Being a late bloomer can have its advantages. Perspective and patience have certainly paid off for John Wort Hannam, who launches his third disc, Two-Bit Suit, this weekend. "I taught school for years," says Hannam, "but I always loved the act of singing. I’d been in a choir as a youngster, but left that behind in my adult life. I saw Billy Bragg on TV one day, singing "Which Side Are You On," and a light bulb went off. I started listening to Stan Rogers and Steve Earle and realized that’s what I wanted to do... so I started going to open stages to sing." Not being able to play an instrument was an impediment, so Hannam learned a couple of guitar chords and wrote songs that fit his playing ability. The songs soon had people paying attention.
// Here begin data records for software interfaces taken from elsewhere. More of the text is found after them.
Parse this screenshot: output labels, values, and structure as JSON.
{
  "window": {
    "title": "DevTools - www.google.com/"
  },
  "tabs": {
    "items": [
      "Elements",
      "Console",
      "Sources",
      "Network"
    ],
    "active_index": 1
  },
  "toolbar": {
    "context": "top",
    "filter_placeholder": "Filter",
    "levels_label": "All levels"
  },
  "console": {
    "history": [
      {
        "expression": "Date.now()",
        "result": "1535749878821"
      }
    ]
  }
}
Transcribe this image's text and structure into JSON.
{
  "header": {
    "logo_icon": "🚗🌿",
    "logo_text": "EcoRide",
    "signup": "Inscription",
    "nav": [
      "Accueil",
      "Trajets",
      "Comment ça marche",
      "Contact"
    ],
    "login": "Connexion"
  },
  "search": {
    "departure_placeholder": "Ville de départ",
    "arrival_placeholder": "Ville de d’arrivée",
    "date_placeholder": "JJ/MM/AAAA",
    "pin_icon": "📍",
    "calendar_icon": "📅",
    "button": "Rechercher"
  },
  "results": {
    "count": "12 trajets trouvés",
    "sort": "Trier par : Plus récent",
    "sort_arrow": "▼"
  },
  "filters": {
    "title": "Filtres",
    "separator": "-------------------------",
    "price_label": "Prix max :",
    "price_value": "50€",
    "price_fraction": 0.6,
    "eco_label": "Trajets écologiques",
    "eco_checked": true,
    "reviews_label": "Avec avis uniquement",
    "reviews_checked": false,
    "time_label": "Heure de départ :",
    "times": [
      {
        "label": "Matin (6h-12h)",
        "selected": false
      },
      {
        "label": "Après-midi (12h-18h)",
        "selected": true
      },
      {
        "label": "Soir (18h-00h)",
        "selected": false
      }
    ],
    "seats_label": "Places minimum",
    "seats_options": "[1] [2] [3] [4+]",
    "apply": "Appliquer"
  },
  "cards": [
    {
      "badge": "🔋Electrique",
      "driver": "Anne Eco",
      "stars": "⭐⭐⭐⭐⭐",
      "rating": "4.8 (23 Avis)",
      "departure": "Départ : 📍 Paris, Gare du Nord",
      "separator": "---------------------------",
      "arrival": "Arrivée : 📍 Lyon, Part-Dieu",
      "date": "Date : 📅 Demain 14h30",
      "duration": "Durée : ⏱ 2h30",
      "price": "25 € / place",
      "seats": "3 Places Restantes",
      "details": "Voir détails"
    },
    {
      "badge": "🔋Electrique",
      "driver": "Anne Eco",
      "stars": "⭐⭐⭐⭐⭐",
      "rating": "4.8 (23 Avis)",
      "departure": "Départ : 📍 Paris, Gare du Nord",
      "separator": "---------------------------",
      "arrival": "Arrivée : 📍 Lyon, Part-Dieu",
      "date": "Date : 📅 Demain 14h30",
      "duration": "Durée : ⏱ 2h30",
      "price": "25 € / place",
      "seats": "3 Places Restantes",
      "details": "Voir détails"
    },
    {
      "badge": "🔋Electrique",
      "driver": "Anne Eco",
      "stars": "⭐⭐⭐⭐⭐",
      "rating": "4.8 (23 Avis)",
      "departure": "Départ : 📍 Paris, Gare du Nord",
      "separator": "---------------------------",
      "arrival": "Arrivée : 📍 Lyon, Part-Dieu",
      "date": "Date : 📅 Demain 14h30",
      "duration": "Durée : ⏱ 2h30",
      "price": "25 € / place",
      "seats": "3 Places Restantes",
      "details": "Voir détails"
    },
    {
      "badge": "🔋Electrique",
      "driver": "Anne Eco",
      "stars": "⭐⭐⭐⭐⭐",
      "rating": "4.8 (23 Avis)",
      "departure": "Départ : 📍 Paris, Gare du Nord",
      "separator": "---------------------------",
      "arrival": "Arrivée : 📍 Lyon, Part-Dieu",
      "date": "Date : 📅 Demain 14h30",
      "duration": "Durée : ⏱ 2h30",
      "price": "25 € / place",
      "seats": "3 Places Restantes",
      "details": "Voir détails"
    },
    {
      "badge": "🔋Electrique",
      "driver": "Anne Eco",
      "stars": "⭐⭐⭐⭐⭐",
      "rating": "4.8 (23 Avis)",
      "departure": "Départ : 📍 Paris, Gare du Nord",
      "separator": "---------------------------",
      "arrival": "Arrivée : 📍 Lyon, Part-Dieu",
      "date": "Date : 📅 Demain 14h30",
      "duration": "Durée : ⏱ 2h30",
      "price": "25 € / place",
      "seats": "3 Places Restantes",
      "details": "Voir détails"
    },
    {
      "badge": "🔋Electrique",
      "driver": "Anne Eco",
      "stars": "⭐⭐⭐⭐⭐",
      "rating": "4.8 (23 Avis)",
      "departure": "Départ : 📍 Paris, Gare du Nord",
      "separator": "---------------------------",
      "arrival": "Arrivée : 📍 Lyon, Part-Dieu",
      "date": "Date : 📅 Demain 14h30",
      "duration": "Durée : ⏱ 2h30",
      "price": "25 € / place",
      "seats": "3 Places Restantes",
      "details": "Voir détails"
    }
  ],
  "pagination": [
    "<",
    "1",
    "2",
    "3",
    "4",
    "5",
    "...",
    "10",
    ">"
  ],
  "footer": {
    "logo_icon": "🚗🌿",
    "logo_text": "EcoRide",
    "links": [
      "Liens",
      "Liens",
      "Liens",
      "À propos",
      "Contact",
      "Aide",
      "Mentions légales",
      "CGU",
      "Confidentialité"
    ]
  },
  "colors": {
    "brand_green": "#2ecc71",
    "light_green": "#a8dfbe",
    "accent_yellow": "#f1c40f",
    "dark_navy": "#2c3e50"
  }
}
Hannam won the 2004 Calgary Folk Music Festival songwriting competition, the 2005 Dig Your Roots Songwriting Competition, and the 2005 CBC Galaxie "Rising Star Award." Along the way he’s been favourably compared to Gordon Lightfoot and had his first two recordings acclaimed as unqualified successes by writers, broadcasters, and fans. Billed as a "blue collar" writer and singer, Hannam’s moving songs are filled with stories of "everyman," small towns, and farms. These days he’s making the effort to point out that, while his songs may reflect country realities, he’s not exactly living on the back 40. "I live in Ft. McLeod. My songs are drawn from stories I read in the paper and hear on the radio. I try to write whole songs because if I put a fragment down, I’ll never pick up the thread. That’s why driving works for me as a songwriter." The 11 original songs on "Two-Bit Suit" are road-tested. "Most of them are a year or two old. On my first record I was playing bars and put that live show on record; the second disc was laid back, maybe too laid back, and reflected the material I was playing in folk clubs and concerts. This time around I’m trying to find a balance." He’s hit the nail squarely on the head. The mix of ballads and more uptempo songs showcases the soul of Hannams’ songwriting and his strong vocal talent. "I worked with great musicians and producer Steve Dawson in Vancouver and even had [mandolinist] John Reischmann sit in on a couple of tracks. Steve gave me the benefit of his experience but let me make the record sound the way I wanted it to. "Look, this stuff is never going to be on MuchMusic," sums up Hannam, "But I have to say that for the time and energy I’ve invested, I’m happy. I just want to write and sing and hopefully make a living at it."